Return the listing below exactly as it stands. Pictures stay out.

*****

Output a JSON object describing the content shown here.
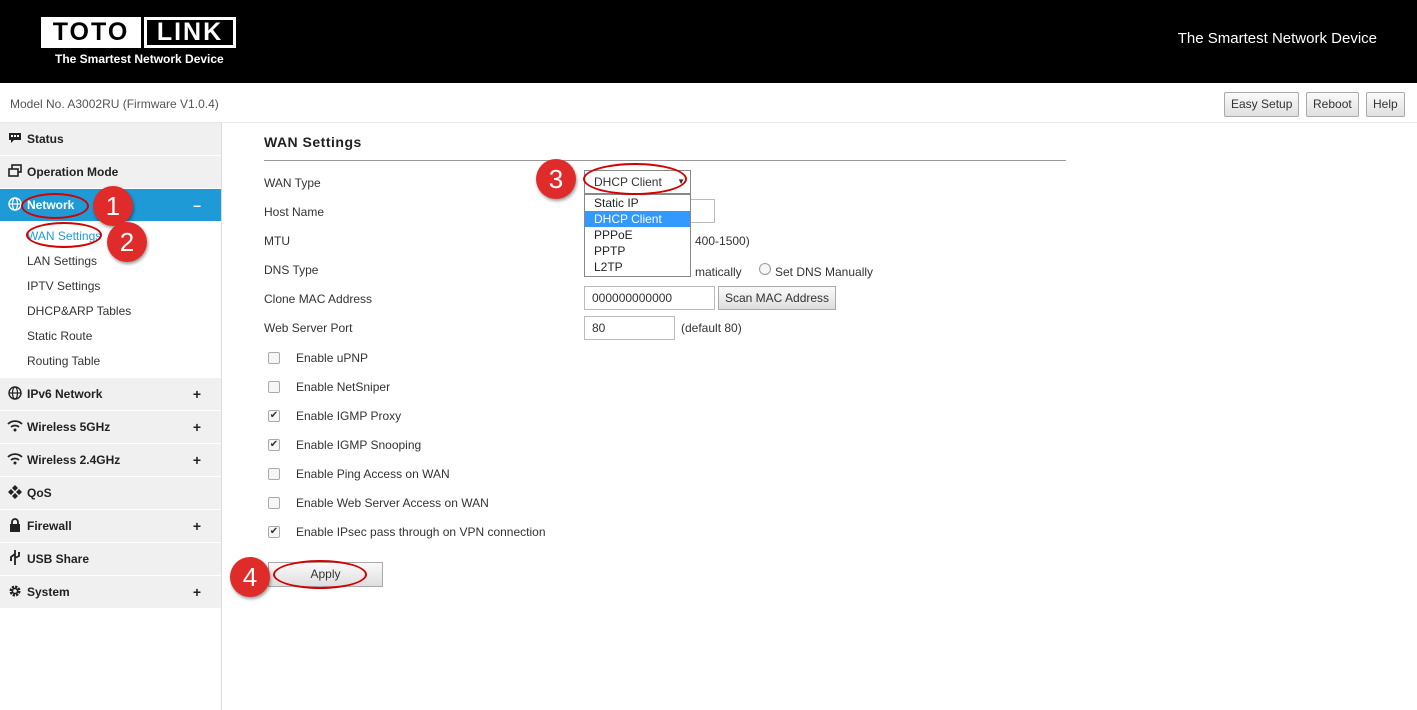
{
  "header": {
    "logo_left": "TOTO",
    "logo_right": "LINK",
    "logo_tagline": "The Smartest Network Device",
    "tagline": "The Smartest Network Device"
  },
  "modelbar": {
    "model_text": "Model No. A3002RU (Firmware V1.0.4)",
    "buttons": {
      "easy_setup": "Easy Setup",
      "reboot": "Reboot",
      "help": "Help"
    }
  },
  "sidebar": {
    "items": [
      {
        "label": "Status",
        "icon": "chat-icon"
      },
      {
        "label": "Operation Mode",
        "icon": "window-icon"
      },
      {
        "label": "Network",
        "icon": "globe-icon",
        "toggle": "–"
      },
      {
        "label": "IPv6 Network",
        "icon": "globe-icon",
        "toggle": "+"
      },
      {
        "label": "Wireless 5GHz",
        "icon": "wifi-icon",
        "toggle": "+"
      },
      {
        "label": "Wireless 2.4GHz",
        "icon": "wifi-icon",
        "toggle": "+"
      },
      {
        "label": "QoS",
        "icon": "qos-icon"
      },
      {
        "label": "Firewall",
        "icon": "lock-icon",
        "toggle": "+"
      },
      {
        "label": "USB Share",
        "icon": "usb-icon"
      },
      {
        "label": "System",
        "icon": "gear-icon",
        "toggle": "+"
      }
    ],
    "network_sub": [
      "WAN Settings",
      "LAN Settings",
      "IPTV Settings",
      "DHCP&ARP Tables",
      "Static Route",
      "Routing Table"
    ],
    "active_color": "#1e9bd7"
  },
  "main": {
    "title": "WAN Settings",
    "labels": {
      "wan_type": "WAN Type",
      "host_name": "Host Name",
      "mtu": "MTU",
      "dns_type": "DNS Type",
      "clone_mac": "Clone MAC Address",
      "web_port": "Web Server Port"
    },
    "wan_type": {
      "selected": "DHCP Client",
      "options": [
        "Static IP",
        "DHCP Client",
        "PPPoE",
        "PPTP",
        "L2TP"
      ]
    },
    "mtu_hint": "400-1500)",
    "dns_auto_partial": "matically",
    "dns_manual": "Set DNS Manually",
    "clone_mac_value": "000000000000",
    "scan_mac": "Scan MAC Address",
    "web_port_value": "80",
    "web_port_hint": "(default 80)",
    "checkboxes": [
      {
        "label": "Enable uPNP",
        "checked": false
      },
      {
        "label": "Enable NetSniper",
        "checked": false
      },
      {
        "label": "Enable IGMP Proxy",
        "checked": true
      },
      {
        "label": "Enable IGMP Snooping",
        "checked": true
      },
      {
        "label": "Enable Ping Access on WAN",
        "checked": false
      },
      {
        "label": "Enable Web Server Access on WAN",
        "checked": false
      },
      {
        "label": "Enable IPsec pass through on VPN connection",
        "checked": true
      }
    ],
    "apply": "Apply"
  },
  "annotations": {
    "m1": "1",
    "m2": "2",
    "m3": "3",
    "m4": "4",
    "color": "#e02b2b"
  }
}
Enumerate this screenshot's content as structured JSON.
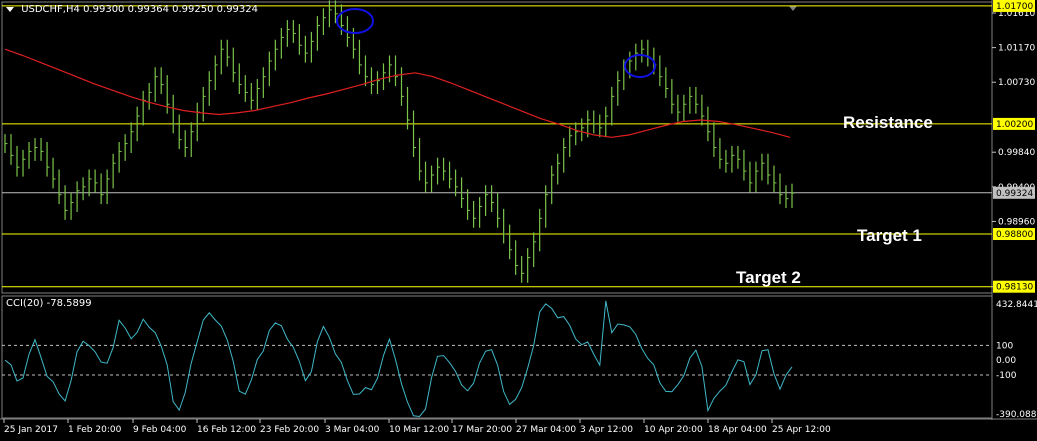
{
  "header": {
    "symbol": "USDCHF,H4",
    "ohlc": "0.99300 0.99364 0.99250 0.99324"
  },
  "cci_panel": {
    "label": "CCI(20) -78.5899",
    "axis_ticks": [
      "432.8441",
      "100",
      "0.00",
      "-100",
      "-390.0889"
    ]
  },
  "annotations": {
    "resistance": "Resistance",
    "target1": "Target 1",
    "target2": "Target 2"
  },
  "chart_data": {
    "type": "line",
    "title": "USDCHF,H4",
    "ylim": [
      0.9805,
      1.0175
    ],
    "price_axis_ticks": [
      1.0161,
      1.0117,
      1.0073,
      0.9984,
      0.994,
      0.9896,
      0.9813
    ],
    "x_tick_labels": [
      "25 Jan 2017",
      "1 Feb 20:00",
      "9 Feb 04:00",
      "16 Feb 12:00",
      "23 Feb 20:00",
      "3 Mar 04:00",
      "10 Mar 12:00",
      "17 Mar 20:00",
      "27 Mar 04:00",
      "3 Apr 12:00",
      "10 Apr 20:00",
      "18 Apr 04:00",
      "25 Apr 12:00"
    ],
    "horizontal_levels": [
      {
        "value": 1.017,
        "label": "1.01700",
        "color": "#ffff00"
      },
      {
        "value": 1.002,
        "label": "1.00200",
        "color": "#ffff00"
      },
      {
        "value": 0.988,
        "label": "0.98800",
        "color": "#ffff00"
      },
      {
        "value": 0.9813,
        "label": "0.98130",
        "color": "#ffff00"
      },
      {
        "value": 0.99324,
        "label": "0.99324",
        "color": "#c0c0c0"
      }
    ],
    "series": [
      {
        "color": "#7cc44a",
        "values": [
          0.9995,
          0.998,
          0.9965,
          0.9975,
          0.9985,
          0.999,
          0.9985,
          0.9965,
          0.995,
          0.993,
          0.991,
          0.992,
          0.9935,
          0.994,
          0.995,
          0.9945,
          0.993,
          0.995,
          0.997,
          0.9985,
          0.9995,
          1.001,
          1.003,
          1.005,
          1.006,
          1.008,
          1.007,
          1.0045,
          1.002,
          1.0,
          0.999,
          1.001,
          1.0035,
          1.0055,
          1.0075,
          1.0095,
          1.0115,
          1.0105,
          1.0085,
          1.007,
          1.006,
          1.005,
          1.0065,
          1.008,
          1.01,
          1.0115,
          1.013,
          1.014,
          1.0135,
          1.012,
          1.011,
          1.0125,
          1.0145,
          1.0155,
          1.0165,
          1.016,
          1.0145,
          1.013,
          1.0115,
          1.0095,
          1.008,
          1.007,
          1.0075,
          1.0085,
          1.0095,
          1.008,
          1.0055,
          1.0025,
          0.999,
          0.996,
          0.9945,
          0.9955,
          0.9965,
          0.996,
          0.995,
          0.994,
          0.9925,
          0.991,
          0.99,
          0.9915,
          0.993,
          0.992,
          0.99,
          0.988,
          0.986,
          0.984,
          0.983,
          0.985,
          0.987,
          0.99,
          0.993,
          0.9955,
          0.997,
          0.999,
          1.0005,
          1.001,
          1.0015,
          1.0025,
          1.002,
          1.0015,
          1.003,
          1.0055,
          1.0075,
          1.009,
          1.01,
          1.011,
          1.0115,
          1.0105,
          1.0095,
          1.008,
          1.0065,
          1.0045,
          1.0035,
          1.0045,
          1.0055,
          1.0045,
          1.003,
          1.001,
          0.999,
          0.9975,
          0.997,
          0.998,
          0.9975,
          0.996,
          0.9945,
          0.996,
          0.997,
          0.9955,
          0.9945,
          0.993,
          0.9925,
          0.9932
        ]
      },
      {
        "color": "#e02020",
        "values": [
          1.0115,
          1.0107,
          1.0098,
          1.0089,
          1.008,
          1.0071,
          1.0063,
          1.0055,
          1.0048,
          1.0042,
          1.0037,
          1.0034,
          1.0032,
          1.0034,
          1.0037,
          1.0042,
          1.0047,
          1.0053,
          1.0058,
          1.0064,
          1.007,
          1.0077,
          1.0082,
          1.0085,
          1.008,
          1.0072,
          1.0063,
          1.0054,
          1.0045,
          1.0036,
          1.0027,
          1.002,
          1.0012,
          1.0006,
          1.0003,
          1.0006,
          1.0012,
          1.0018,
          1.0023,
          1.0025,
          1.0023,
          1.0019,
          1.0014,
          1.0009,
          1.0003
        ]
      }
    ]
  },
  "cci_data": {
    "ylim": [
      -390.0889,
      432.8441
    ],
    "levels": [
      100,
      0,
      -100
    ]
  }
}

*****

• _Written answer_:
Output a JSON object describing the content shown here.
{
  "header": {
    "logo_left": "TOTO",
    "logo_right": "LINK",
    "logo_tagline": "The Smartest Network Device",
    "tagline": "The Smartest Network Device"
  },
  "modelbar": {
    "model_text": "Model No. A3002RU (Firmware V1.0.4)",
    "buttons": {
      "easy_setup": "Easy Setup",
      "reboot": "Reboot",
      "help": "Help"
    }
  },
  "sidebar": {
    "items": [
      {
        "label": "Status",
        "icon": "chat-icon"
      },
      {
        "label": "Operation Mode",
        "icon": "window-icon"
      },
      {
        "label": "Network",
        "icon": "globe-icon",
        "toggle": "–"
      },
      {
        "label": "IPv6 Network",
        "icon": "globe-icon",
        "toggle": "+"
      },
      {
        "label": "Wireless 5GHz",
        "icon": "wifi-icon",
        "toggle": "+"
      },
      {
        "label": "Wireless 2.4GHz",
        "icon": "wifi-icon",
        "toggle": "+"
      },
      {
        "label": "QoS",
        "icon": "qos-icon"
      },
      {
        "label": "Firewall",
        "icon": "lock-icon",
        "toggle": "+"
      },
      {
        "label": "USB Share",
        "icon": "usb-icon"
      },
      {
        "label": "System",
        "icon": "gear-icon",
        "toggle": "+"
      }
    ],
    "network_sub": [
      "WAN Settings",
      "LAN Settings",
      "IPTV Settings",
      "DHCP&ARP Tables",
      "Static Route",
      "Routing Table"
    ],
    "active_color": "#1e9bd7"
  },
  "main": {
    "title": "WAN Settings",
    "labels": {
      "wan_type": "WAN Type",
      "host_name": "Host Name",
      "mtu": "MTU",
      "dns_type": "DNS Type",
      "clone_mac": "Clone MAC Address",
      "web_port": "Web Server Port"
    },
    "wan_type": {
      "selected": "DHCP Client",
      "options": [
        "Static IP",
        "DHCP Client",
        "PPPoE",
        "PPTP",
        "L2TP"
      ]
    },
    "mtu_hint": "400-1500)",
    "dns_auto_partial": "matically",
    "dns_manual": "Set DNS Manually",
    "clone_mac_value": "000000000000",
    "scan_mac": "Scan MAC Address",
    "web_port_value": "80",
    "web_port_hint": "(default 80)",
    "checkboxes": [
      {
        "label": "Enable uPNP",
        "checked": false
      },
      {
        "label": "Enable NetSniper",
        "checked": false
      },
      {
        "label": "Enable IGMP Proxy",
        "checked": true
      },
      {
        "label": "Enable IGMP Snooping",
        "checked": true
      },
      {
        "label": "Enable Ping Access on WAN",
        "checked": false
      },
      {
        "label": "Enable Web Server Access on WAN",
        "checked": false
      },
      {
        "label": "Enable IPsec pass through on VPN connection",
        "checked": true
      }
    ],
    "apply": "Apply"
  },
  "annotations": {
    "m1": "1",
    "m2": "2",
    "m3": "3",
    "m4": "4",
    "color": "#e02b2b"
  }
}
Enumerate this screenshot's content as structured JSON.
{
  "header": {
    "symbol": "USDCHF,H4",
    "ohlc": "0.99300 0.99364 0.99250 0.99324"
  },
  "cci_panel": {
    "label": "CCI(20) -78.5899",
    "axis_ticks": [
      "432.8441",
      "100",
      "0.00",
      "-100",
      "-390.0889"
    ]
  },
  "annotations": {
    "resistance": "Resistance",
    "target1": "Target 1",
    "target2": "Target 2"
  },
  "chart_data": {
    "type": "line",
    "title": "USDCHF,H4",
    "ylim": [
      0.9805,
      1.0175
    ],
    "price_axis_ticks": [
      1.0161,
      1.0117,
      1.0073,
      0.9984,
      0.994,
      0.9896,
      0.9813
    ],
    "x_tick_labels": [
      "25 Jan 2017",
      "1 Feb 20:00",
      "9 Feb 04:00",
      "16 Feb 12:00",
      "23 Feb 20:00",
      "3 Mar 04:00",
      "10 Mar 12:00",
      "17 Mar 20:00",
      "27 Mar 04:00",
      "3 Apr 12:00",
      "10 Apr 20:00",
      "18 Apr 04:00",
      "25 Apr 12:00"
    ],
    "horizontal_levels": [
      {
        "value": 1.017,
        "label": "1.01700",
        "color": "#ffff00"
      },
      {
        "value": 1.002,
        "label": "1.00200",
        "color": "#ffff00"
      },
      {
        "value": 0.988,
        "label": "0.98800",
        "color": "#ffff00"
      },
      {
        "value": 0.9813,
        "label": "0.98130",
        "color": "#ffff00"
      },
      {
        "value": 0.99324,
        "label": "0.99324",
        "color": "#c0c0c0"
      }
    ],
    "series": [
      {
        "color": "#7cc44a",
        "values": [
          0.9995,
          0.998,
          0.9965,
          0.9975,
          0.9985,
          0.999,
          0.9985,
          0.9965,
          0.995,
          0.993,
          0.991,
          0.992,
          0.9935,
          0.994,
          0.995,
          0.9945,
          0.993,
          0.995,
          0.997,
          0.9985,
          0.9995,
          1.001,
          1.003,
          1.005,
          1.006,
          1.008,
          1.007,
          1.0045,
          1.002,
          1.0,
          0.999,
          1.001,
          1.0035,
          1.0055,
          1.0075,
          1.0095,
          1.0115,
          1.0105,
          1.0085,
          1.007,
          1.006,
          1.005,
          1.0065,
          1.008,
          1.01,
          1.0115,
          1.013,
          1.014,
          1.0135,
          1.012,
          1.011,
          1.0125,
          1.0145,
          1.0155,
          1.0165,
          1.016,
          1.0145,
          1.013,
          1.0115,
          1.0095,
          1.008,
          1.007,
          1.0075,
          1.0085,
          1.0095,
          1.008,
          1.0055,
          1.0025,
          0.999,
          0.996,
          0.9945,
          0.9955,
          0.9965,
          0.996,
          0.995,
          0.994,
          0.9925,
          0.991,
          0.99,
          0.9915,
          0.993,
          0.992,
          0.99,
          0.988,
          0.986,
          0.984,
          0.983,
          0.985,
          0.987,
          0.99,
          0.993,
          0.9955,
          0.997,
          0.999,
          1.0005,
          1.001,
          1.0015,
          1.0025,
          1.002,
          1.0015,
          1.003,
          1.0055,
          1.0075,
          1.009,
          1.01,
          1.011,
          1.0115,
          1.0105,
          1.0095,
          1.008,
          1.0065,
          1.0045,
          1.0035,
          1.0045,
          1.0055,
          1.0045,
          1.003,
          1.001,
          0.999,
          0.9975,
          0.997,
          0.998,
          0.9975,
          0.996,
          0.9945,
          0.996,
          0.997,
          0.9955,
          0.9945,
          0.993,
          0.9925,
          0.9932
        ]
      },
      {
        "color": "#e02020",
        "values": [
          1.0115,
          1.0107,
          1.0098,
          1.0089,
          1.008,
          1.0071,
          1.0063,
          1.0055,
          1.0048,
          1.0042,
          1.0037,
          1.0034,
          1.0032,
          1.0034,
          1.0037,
          1.0042,
          1.0047,
          1.0053,
          1.0058,
          1.0064,
          1.007,
          1.0077,
          1.0082,
          1.0085,
          1.008,
          1.0072,
          1.0063,
          1.0054,
          1.0045,
          1.0036,
          1.0027,
          1.002,
          1.0012,
          1.0006,
          1.0003,
          1.0006,
          1.0012,
          1.0018,
          1.0023,
          1.0025,
          1.0023,
          1.0019,
          1.0014,
          1.0009,
          1.0003
        ]
      }
    ]
  },
  "cci_data": {
    "ylim": [
      -390.0889,
      432.8441
    ],
    "levels": [
      100,
      0,
      -100
    ]
  }
}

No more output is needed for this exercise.